"Gordin . . . is remarkably evenhanded. . . . This won't put an end to the debates that rage between legitimate scientific research and other fringe doctrines, but it does lay the Velikovsky affair to rest with fairness and clarity and will help to put into perspective many of the controversies swirling around today's scientific landscape. A good read for those interested in the history of science or pseudoscientific theories."
and#8220;Those who are interested in how bad ideas start, how they diffuse, how they covet and resist confrontation, and how they wax and wane in popularity over time will find much food for thought in this gripping book.and#8221;
"Scholarly and highly readable. and#160;. . . Gordin's historical analysis of pseudoscience remains disturbingly relevant."
"A slyly funny writer. . . . Make no mistake:and#160;Gordin's sympathies are not with the occult.and#160;His fascination with pseudoscience is more like a negative method: the experts define the boundaries of their domain by fending off the quacks. For Gordin, pseudoscience is an instrument by which he takes the temperature of the past. . . . . The Pseudoscience Wars is a relatively slim volume, but Gordin siphons into it an overwhelming amount of information."

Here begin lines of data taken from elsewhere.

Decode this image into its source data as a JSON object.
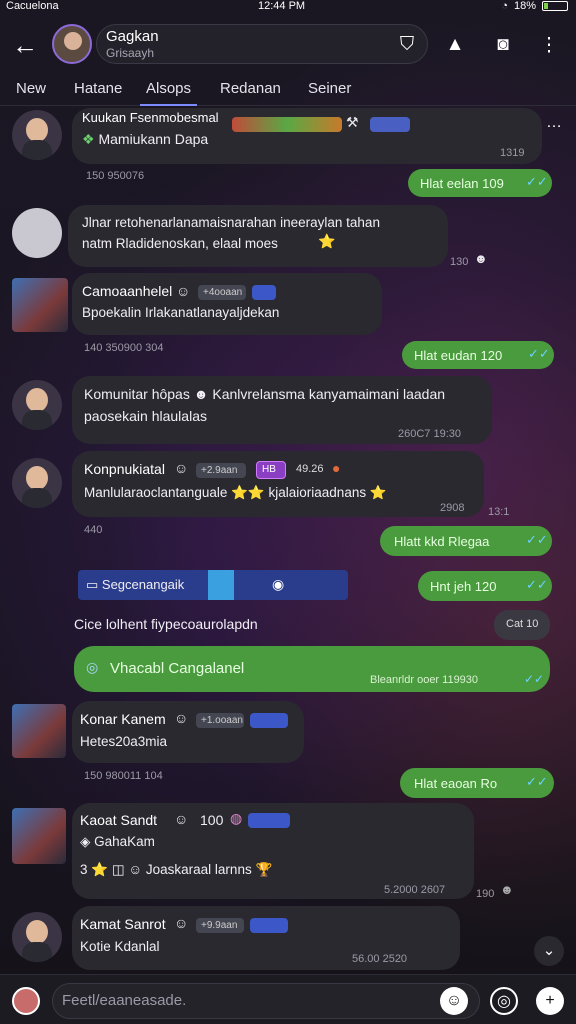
{
  "status_bar": {
    "carrier": "Cacuelona",
    "time": "12:44 PM",
    "battery": "18%"
  },
  "header": {
    "title": "Gagkan",
    "subtitle": "Grisaayh"
  },
  "tabs": [
    "New",
    "Hatane",
    "Alsops",
    "Redanan",
    "Seiner"
  ],
  "active_tab": 2,
  "messages": {
    "m1": {
      "name": "Kuukan Fsenmobesmal",
      "text": "Mamiukann Dapa",
      "meta_left": "150  950076",
      "time": "1319"
    },
    "g1": {
      "text": "Hlat  eelan  109"
    },
    "m2": {
      "line1": "Jlnar retohenarlanamaisnarahan ineeraylan tahan",
      "line2": "natm Rladidenoskan, elaal moes",
      "time": "130"
    },
    "m3": {
      "name": "Camoaanhelel",
      "badge": "+4ooaan",
      "text": "Bpoekalin Irlakanatlanayaljdekan",
      "meta_left": "140  350900  304"
    },
    "g2": {
      "text": "Hlat  eudan  120"
    },
    "m4": {
      "name": "Komunitar hôpas",
      "line1": "Kanlvrelansma kanyamaimani laadan",
      "line2": "paosekain hlaulalas",
      "time": "260C7 19:30"
    },
    "m5": {
      "name": "Konpnukiatal",
      "badge1": "+2.9aan",
      "badge2": "HB",
      "badge3": "49.26",
      "text": "Manlularaoclantanguale",
      "text2": "kjalaioriaadnans",
      "time": "2908",
      "meta_left": "440",
      "meta_right": "13:1"
    },
    "g3": {
      "text": "Hlatt  kkd  Rlegaa"
    },
    "blue_bar": {
      "label": "Segcenangaik"
    },
    "g4": {
      "text": "Hnt  jeh  120"
    },
    "system": {
      "text": "Cice lolhent fiypecoaurolapdn",
      "time": "Cat 10"
    },
    "g5": {
      "text": "Vhacabl Cangalanel",
      "time": "Bleanrldr ooer 119930"
    },
    "m6": {
      "name": "Konar Kanem",
      "badge": "+1.ooaan",
      "text": "Hetes20a3mia",
      "meta_left": "150  980011  104"
    },
    "g6": {
      "text": "Hlat  eaoan  Ro"
    },
    "m7": {
      "name": "Kaoat Sandt",
      "extra": "100",
      "sub": "GahaKam",
      "text": "Joaskaraal larnns",
      "prefix": "3",
      "time": "5.2000  2607",
      "meta_right": "190"
    },
    "m8": {
      "name": "Kamat Sanrot",
      "badge": "+9.9aan",
      "text": "Kotie Kdanlal",
      "time": "56.00  2520"
    }
  },
  "composer": {
    "placeholder": "Feetl/eaaneasade."
  },
  "colors": {
    "bubble": "#2a2930",
    "green": "#4a9a3e",
    "accent": "#7c8cff",
    "background": "#1a1722"
  },
  "icons": [
    "back-arrow-icon",
    "lock-icon",
    "bookmark-icon",
    "camera-icon",
    "more-vertical-icon",
    "check-icon",
    "emoji-icon",
    "add-icon"
  ]
}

Synthesizing thirty years of research, psychologist and science historian Michael Shermer upends the traditional thinking about how humans form beliefs about the world. Simply put, beliefs come first and explanations for beliefs follow. The brain, Shermer argues, is a belief engine. Using sensory data that flow in through the senses, the brain naturally begins to look for and find patterns, and then infuses those patterns with meaning, forming beliefs. Once beliefs are formed the brain begins to look for and find confirmatory evidence in support of those beliefs, accelerating the process of reinforcing them, and round and round the process goes in a positive-feedback loop.
In The Believing Brain, Shermer provides countless real-world examples of how this process operates, from politics, economics, and religion to conspiracy theories, the supernatural, and the paranormal. And ultimately, he demonstrates why science is the best tool ever devised to determine whether or not our beliefs match reality.
About the Author
MICHAEL SHERMER is the author of Why People Believe Weird Things, The Science of Good and Evil, and eight other books on the evolution of human beliefs and behavior. He is the founding publisher of Skeptic magazine, the editor of Skeptic.com, a monthly columnist for Scientific American, and an adjunct professor at Claremont Graduate University. He lives in Southern California.
Table of Contents
Introduction: Bad Ideas
1and#160;The Grand Collision of Spring 19502and#160;A Monolithic Oneness3and#160;The Battle over Lysenkoism4and#160;Experiments in Rehabilitation5and#160;Skirmishes on the Edge of Creation6and#160;Strangest Bedfellows
Conclusion: Pseudoscience in Our Time
Abbreviations and ArchivesNotesIndex